NEW YORK (Reuters) - Investors in U.S.-based funds pulled $863.1 million out of stock funds in the latest week, down from massive outflows in the prior week even as geopolitical risk shook markets, data from Lipper showed on Thursday.
The outflows from stock funds in the week ended August 28 were down from outflows of about $9.4 billion from the funds the prior week, which were the most since July 2012, data from Lipper, a Thomson Reuters service, showed.
While outflows from stock funds overall eased, the SPDR S&P 500 ETF Trust (SPY.P) still had $1.3 billion in outflows. The exchange-traded fund tracks the benchmark S&P 500 .SPX stock index, which fell 0.5 percent over the weekly period.

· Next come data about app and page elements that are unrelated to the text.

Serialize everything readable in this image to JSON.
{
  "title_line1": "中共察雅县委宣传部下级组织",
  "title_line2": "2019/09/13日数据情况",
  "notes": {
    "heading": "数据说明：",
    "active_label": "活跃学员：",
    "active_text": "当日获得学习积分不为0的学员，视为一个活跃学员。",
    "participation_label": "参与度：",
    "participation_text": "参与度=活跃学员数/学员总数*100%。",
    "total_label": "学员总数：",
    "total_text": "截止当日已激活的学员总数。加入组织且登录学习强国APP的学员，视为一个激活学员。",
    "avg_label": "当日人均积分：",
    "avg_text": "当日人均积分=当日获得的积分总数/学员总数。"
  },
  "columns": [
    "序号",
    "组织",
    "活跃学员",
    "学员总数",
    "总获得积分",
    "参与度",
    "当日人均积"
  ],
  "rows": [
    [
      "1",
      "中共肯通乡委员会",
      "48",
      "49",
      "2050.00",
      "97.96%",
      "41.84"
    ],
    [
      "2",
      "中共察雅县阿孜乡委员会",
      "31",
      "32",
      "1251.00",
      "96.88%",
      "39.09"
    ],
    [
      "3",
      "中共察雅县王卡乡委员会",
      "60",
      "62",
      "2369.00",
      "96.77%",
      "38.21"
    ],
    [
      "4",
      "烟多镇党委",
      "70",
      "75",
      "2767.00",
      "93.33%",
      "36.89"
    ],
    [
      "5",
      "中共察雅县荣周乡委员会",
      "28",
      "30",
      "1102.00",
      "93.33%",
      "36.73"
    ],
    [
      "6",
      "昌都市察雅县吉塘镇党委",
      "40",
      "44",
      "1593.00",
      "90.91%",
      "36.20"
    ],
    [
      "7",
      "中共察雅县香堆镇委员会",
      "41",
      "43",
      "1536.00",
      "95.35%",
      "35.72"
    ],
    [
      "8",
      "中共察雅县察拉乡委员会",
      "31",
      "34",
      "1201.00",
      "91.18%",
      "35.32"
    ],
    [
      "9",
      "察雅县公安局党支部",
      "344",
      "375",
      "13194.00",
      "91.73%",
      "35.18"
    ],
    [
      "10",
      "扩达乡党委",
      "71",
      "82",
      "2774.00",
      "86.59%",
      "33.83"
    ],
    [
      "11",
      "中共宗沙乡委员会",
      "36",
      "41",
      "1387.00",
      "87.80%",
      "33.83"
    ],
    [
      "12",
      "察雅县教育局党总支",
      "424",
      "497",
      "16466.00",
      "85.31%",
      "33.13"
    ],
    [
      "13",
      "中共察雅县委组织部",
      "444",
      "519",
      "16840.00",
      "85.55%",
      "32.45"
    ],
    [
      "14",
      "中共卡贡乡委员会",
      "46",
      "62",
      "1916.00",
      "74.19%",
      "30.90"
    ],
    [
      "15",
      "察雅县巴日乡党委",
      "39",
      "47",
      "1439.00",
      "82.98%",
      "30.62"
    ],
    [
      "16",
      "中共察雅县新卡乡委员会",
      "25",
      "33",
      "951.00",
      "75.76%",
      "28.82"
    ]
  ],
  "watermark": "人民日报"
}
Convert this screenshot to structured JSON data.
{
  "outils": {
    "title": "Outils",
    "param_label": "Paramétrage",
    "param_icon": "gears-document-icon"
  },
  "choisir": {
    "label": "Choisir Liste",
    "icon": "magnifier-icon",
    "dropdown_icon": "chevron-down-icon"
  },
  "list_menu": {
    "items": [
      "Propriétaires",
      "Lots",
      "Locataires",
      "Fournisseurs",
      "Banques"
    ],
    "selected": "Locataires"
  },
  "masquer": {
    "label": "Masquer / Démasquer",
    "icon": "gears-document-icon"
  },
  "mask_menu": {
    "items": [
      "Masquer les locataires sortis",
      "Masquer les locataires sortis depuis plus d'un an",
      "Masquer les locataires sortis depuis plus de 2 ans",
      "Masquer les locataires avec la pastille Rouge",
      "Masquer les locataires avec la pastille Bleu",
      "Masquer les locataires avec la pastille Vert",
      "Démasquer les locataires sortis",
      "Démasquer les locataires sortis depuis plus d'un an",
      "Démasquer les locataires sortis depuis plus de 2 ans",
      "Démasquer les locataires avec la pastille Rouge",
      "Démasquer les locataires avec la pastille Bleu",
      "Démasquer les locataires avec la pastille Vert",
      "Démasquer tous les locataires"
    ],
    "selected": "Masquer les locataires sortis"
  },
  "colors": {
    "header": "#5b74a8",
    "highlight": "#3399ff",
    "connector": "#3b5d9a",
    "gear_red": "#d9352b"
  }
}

The possibility of a U.S.-led military strike on Syria hit world stock markets over the weekly period, leading investors to seek safety in gold, which reached a 3-1/2 month peak on August28.
Commodities and precious metals funds, which mainly invest in gold futures, attracted $328.1 million in new cash, marking their third consecutive week of inflows.
Japanese stock funds posted outflows of $240.6 million in the latest week, marking the fifth straight week in which investors have pulled cash from the funds.
Investors pulled $712.1 million out of taxable bond funds, meanwhile, down from big outflows of $3.9 billion the previous week. Yields on benchmark 10-year Treasury notes fell from two-year highs over the latest weekly period. As yields fall, prices rise.
Reporting by Sam Forgione; Editing by Bernard Orr